    Michael Jordan and Isiah Thomas are among the worst I’ve ever seen in the transition to management. Thomas has been a catastrophic failure in management, and Jordan is working on it.

  7. al-Ameda says:


    Jerry West, whose visage is on the NBA logo, was a great player and great GM but he doesn’t have quite the range of achievements of Bird, nor did he ever coach.

    oops, wrong ….

    West was a very successful coach, in fact he coached them for 3 seasons, prior to the Magic Johnson Era. In 1976 het became coach of the Lakers and in 3 years, he compiled a record of 145–101 record, he made the playoffs in all 3 seasons and reached the Western Conference Finals 1977.

  8. Drew says:

    Nice essay, James. I’m from Indianapolis. Went to school at Purdue undergrad. Bird cleaned our clock. Not only a brilliant player, but understands the game at its roots. As fundamentally sound as they come. Bird and Magic. Nicklaus and Palmer. And so on. As good as it gets.

    Hence, it shows as a player, coach and now executive.

    Living in Chicago, been a Bulls guy since 1982. But Bird is one in a million. And of course, being from Indiana, I can’t help but sympathize with the signature “sheee-it.”


  9. Drew says:

    Hey Norm

    Didn’t see your post before I posted. Yeah, Bird is as good at what he does as it gets.

    Maybe you aren’t the flaming asshole I think you are….

    Just kidding. Jest-uh-kidding. Sheee-it.

  10. Rodger says:

    Correction: Bird led his college team to the NCAA championship game. But they lost to Magic Johnson’s Michigan State team.

  11. Franklin says:

    I played lots of One-on-One: Larry Bird vs. Dr. J when I was a kid.

  12. MarkedMan says:

    All that fame, all that money, yet he still can’t afford a decent haircut…
    Just saying…

  13. J-Dub says:

    It’s amazing he could accomplish all that with no lips.

  14. James Joyner says:

    @al-Ameda: Fixed. I didn’t remember West having a coaching stint and didn’t see it in a quick scan of his Wikipedia entry. He was naturally the first name that came to mind, given his phenomenal success as an executive.

    @Rodger: Ah, that’s right. The 1979 game was just a wee bit before my time as a sports fan and I just naturally assumed that the MVP was from the team that won the finals.

  15. Franklin says:
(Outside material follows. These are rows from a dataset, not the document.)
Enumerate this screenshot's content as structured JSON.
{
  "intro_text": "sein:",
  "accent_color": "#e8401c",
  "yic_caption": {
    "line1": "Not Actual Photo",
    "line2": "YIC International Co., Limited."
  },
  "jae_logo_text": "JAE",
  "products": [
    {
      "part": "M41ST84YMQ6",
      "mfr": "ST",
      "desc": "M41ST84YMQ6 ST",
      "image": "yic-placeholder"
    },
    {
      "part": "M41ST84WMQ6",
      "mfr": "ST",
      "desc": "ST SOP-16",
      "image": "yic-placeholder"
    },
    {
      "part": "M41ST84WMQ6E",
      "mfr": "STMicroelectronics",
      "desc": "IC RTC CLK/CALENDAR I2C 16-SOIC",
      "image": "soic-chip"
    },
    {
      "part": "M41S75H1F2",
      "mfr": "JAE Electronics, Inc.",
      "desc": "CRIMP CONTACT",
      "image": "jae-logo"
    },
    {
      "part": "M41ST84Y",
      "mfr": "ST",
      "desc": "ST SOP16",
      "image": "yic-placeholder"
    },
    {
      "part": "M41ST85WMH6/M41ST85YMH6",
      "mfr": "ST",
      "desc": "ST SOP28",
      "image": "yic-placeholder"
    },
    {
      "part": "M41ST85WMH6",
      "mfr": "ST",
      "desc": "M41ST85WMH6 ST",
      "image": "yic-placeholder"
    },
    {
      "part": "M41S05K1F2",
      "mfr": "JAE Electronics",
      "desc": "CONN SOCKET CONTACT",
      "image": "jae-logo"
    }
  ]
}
    @Radley Balko: Too bad he has that stain, because his basketball career is indeed the best or nearly the best of all time. It’s interesting, if you look at the time he broke up with the mother and the time the baby was born … they must have had some makeup sex or something …

  16. @Hey Norm: You know what’s amazing about this post? Larry is also one of the most unassuming people on Earth, and would visibly cringe at being called a “God”.

  17. danimal says:

    OK, I’ll buy in. I tried finding players with similar accomplishments, but they almost all had a weak area. Elgin Baylor was a top-level player, and even won an Exec of the Year (with the Clippers!), but not much of a coaching history. Bill Russell was one of the top ten players ever, and won titles as a coach for the Celtics, but was not an executive in the league. Lenny Wilkens was a top-level player and one of the best coaches ever, but didn’t have an executive record for comparison. Jerry West is the closest comparison to Bird; time will tell which of these greats has the better history as a player, coach and executive.